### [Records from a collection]
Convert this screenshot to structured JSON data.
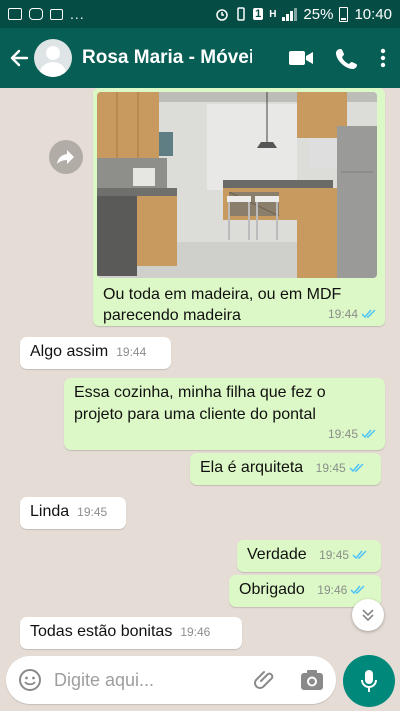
{
  "statusbar": {
    "battery_percent": "25%",
    "time": "10:40",
    "overflow": "...",
    "network": "H",
    "sim": "1"
  },
  "header": {
    "title": "Rosa Maria - Móveis Planejados"
  },
  "messages": {
    "m1": {
      "caption_line1": "Ou toda em madeira, ou em MDF",
      "caption_line2": "parecendo madeira",
      "time": "19:44"
    },
    "m2": {
      "text": "Algo assim",
      "time": "19:44"
    },
    "m3": {
      "line1": "Essa cozinha, minha filha que fez o",
      "line2": "projeto para uma cliente do pontal",
      "time": "19:45"
    },
    "m4": {
      "text": "Ela é arquiteta",
      "time": "19:45"
    },
    "m5": {
      "text": "Linda",
      "time": "19:45"
    },
    "m6": {
      "text": "Verdade",
      "time": "19:45"
    },
    "m7": {
      "text": "Obrigado",
      "time": "19:46"
    },
    "m8": {
      "text": "Todas estão bonitas",
      "time": "19:46"
    }
  },
  "composer": {
    "placeholder": "Digite aqui..."
  },
  "colors": {
    "header": "#075e54",
    "statusbar": "#054d44",
    "outgoing_bubble": "#dcf8c6",
    "incoming_bubble": "#ffffff",
    "chat_background": "#e5ddd5",
    "read_ticks": "#4fc3f7",
    "mic_button": "#00897b"
  },
  "icons": {
    "back": "arrow-left-icon",
    "video": "video-call-icon",
    "call": "phone-icon",
    "menu": "more-vert-icon",
    "emoji": "emoji-icon",
    "attach": "paperclip-icon",
    "camera": "camera-icon",
    "mic": "mic-icon",
    "forward": "forward-icon",
    "scroll": "chevron-double-down-icon"
  }
}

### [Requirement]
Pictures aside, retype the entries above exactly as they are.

### [Answer to this problem]
Convert this screenshot to structured JSON data.
{
  "statusbar": {
    "battery_percent": "25%",
    "time": "10:40",
    "overflow": "...",
    "network": "H",
    "sim": "1"
  },
  "header": {
    "title": "Rosa Maria - Móveis Planejados"
  },
  "messages": {
    "m1": {
      "caption_line1": "Ou toda em madeira, ou em MDF",
      "caption_line2": "parecendo madeira",
      "time": "19:44"
    },
    "m2": {
      "text": "Algo assim",
      "time": "19:44"
    },
    "m3": {
      "line1": "Essa cozinha, minha filha que fez o",
      "line2": "projeto para uma cliente do pontal",
      "time": "19:45"
    },
    "m4": {
      "text": "Ela é arquiteta",
      "time": "19:45"
    },
    "m5": {
      "text": "Linda",
      "time": "19:45"
    },
    "m6": {
      "text": "Verdade",
      "time": "19:45"
    },
    "m7": {
      "text": "Obrigado",
      "time": "19:46"
    },
    "m8": {
      "text": "Todas estão bonitas",
      "time": "19:46"
    }
  },
  "composer": {
    "placeholder": "Digite aqui..."
  },
  "colors": {
    "header": "#075e54",
    "statusbar": "#054d44",
    "outgoing_bubble": "#dcf8c6",
    "incoming_bubble": "#ffffff",
    "chat_background": "#e5ddd5",
    "read_ticks": "#4fc3f7",
    "mic_button": "#00897b"
  },
  "icons": {
    "back": "arrow-left-icon",
    "video": "video-call-icon",
    "call": "phone-icon",
    "menu": "more-vert-icon",
    "emoji": "emoji-icon",
    "attach": "paperclip-icon",
    "camera": "camera-icon",
    "mic": "mic-icon",
    "forward": "forward-icon",
    "scroll": "chevron-double-down-icon"
  }
}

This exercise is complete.